Assignment:
Search string "concert": state how many lines in the material below contain it, and nothing else.

Dataset records:
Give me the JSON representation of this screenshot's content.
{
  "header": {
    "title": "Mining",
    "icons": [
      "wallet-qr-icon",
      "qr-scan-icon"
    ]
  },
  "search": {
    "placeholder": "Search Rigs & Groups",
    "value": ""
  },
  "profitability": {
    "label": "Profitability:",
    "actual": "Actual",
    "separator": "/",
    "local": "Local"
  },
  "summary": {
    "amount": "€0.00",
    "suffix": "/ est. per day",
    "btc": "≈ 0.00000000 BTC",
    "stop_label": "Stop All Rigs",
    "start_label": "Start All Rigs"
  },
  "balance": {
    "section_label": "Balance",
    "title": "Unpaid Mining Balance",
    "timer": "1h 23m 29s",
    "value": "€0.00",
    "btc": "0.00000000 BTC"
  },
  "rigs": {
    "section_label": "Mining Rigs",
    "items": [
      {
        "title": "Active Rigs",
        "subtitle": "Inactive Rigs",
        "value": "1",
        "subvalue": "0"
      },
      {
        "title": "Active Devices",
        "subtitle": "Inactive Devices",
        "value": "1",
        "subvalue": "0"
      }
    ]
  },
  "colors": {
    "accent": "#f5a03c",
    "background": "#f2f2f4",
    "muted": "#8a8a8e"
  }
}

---

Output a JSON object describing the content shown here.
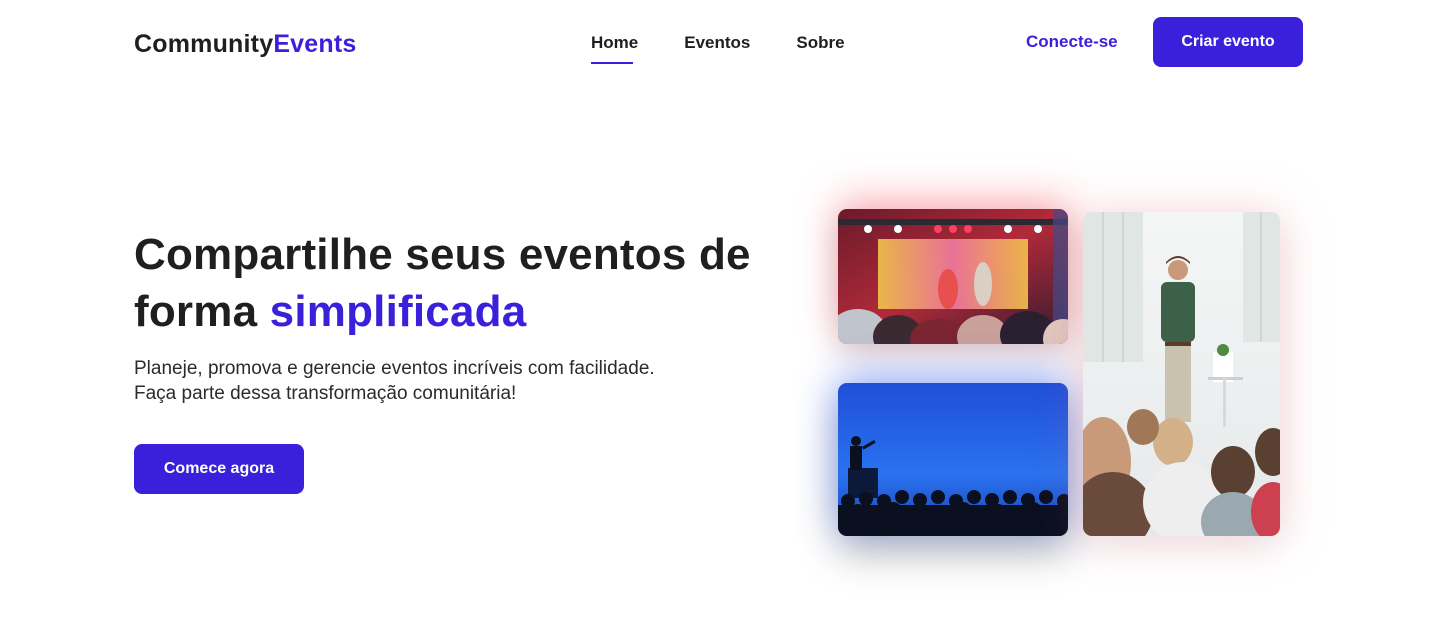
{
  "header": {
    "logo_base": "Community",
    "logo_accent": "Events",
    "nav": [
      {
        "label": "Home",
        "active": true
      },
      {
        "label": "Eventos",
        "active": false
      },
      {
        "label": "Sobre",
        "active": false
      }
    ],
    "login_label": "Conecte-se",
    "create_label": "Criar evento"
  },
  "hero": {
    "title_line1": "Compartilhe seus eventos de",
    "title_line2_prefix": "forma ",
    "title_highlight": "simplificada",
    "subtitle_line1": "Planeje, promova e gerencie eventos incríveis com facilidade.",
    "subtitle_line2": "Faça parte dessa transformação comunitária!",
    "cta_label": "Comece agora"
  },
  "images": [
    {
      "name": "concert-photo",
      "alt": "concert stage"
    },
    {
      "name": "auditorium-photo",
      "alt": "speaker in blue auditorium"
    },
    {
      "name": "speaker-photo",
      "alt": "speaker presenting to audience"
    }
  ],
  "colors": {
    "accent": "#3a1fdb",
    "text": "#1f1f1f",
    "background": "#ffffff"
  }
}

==

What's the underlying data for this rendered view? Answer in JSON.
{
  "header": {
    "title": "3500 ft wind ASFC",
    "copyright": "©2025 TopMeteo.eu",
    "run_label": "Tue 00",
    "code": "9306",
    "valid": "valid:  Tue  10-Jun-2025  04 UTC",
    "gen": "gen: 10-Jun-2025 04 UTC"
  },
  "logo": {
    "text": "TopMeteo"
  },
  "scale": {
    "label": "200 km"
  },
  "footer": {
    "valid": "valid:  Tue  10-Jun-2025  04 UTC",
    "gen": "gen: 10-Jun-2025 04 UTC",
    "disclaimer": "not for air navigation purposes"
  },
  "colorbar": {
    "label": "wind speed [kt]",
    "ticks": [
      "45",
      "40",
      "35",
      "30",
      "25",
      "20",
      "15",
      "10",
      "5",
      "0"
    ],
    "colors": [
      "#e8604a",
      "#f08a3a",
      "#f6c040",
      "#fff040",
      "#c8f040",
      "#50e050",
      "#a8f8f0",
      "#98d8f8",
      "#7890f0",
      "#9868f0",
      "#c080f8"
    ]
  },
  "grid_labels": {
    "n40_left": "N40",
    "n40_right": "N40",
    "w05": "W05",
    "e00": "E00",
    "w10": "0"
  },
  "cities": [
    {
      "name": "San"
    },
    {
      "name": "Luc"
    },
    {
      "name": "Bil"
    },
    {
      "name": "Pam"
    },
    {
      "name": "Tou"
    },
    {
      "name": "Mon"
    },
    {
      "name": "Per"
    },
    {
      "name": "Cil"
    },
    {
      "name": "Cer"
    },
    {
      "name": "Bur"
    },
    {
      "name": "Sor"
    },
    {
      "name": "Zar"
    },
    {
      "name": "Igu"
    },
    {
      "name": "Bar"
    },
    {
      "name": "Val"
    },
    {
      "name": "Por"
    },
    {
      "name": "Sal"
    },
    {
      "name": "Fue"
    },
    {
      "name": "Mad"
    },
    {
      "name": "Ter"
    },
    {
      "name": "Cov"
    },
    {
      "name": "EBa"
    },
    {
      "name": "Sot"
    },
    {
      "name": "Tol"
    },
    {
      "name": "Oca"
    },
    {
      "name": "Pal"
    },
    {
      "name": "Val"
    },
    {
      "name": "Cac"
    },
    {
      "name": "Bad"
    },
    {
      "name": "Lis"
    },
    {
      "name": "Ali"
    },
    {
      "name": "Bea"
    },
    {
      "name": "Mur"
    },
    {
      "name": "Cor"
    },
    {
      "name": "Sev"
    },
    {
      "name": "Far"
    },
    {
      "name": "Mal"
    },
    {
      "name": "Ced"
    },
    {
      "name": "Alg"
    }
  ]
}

Answer space:
2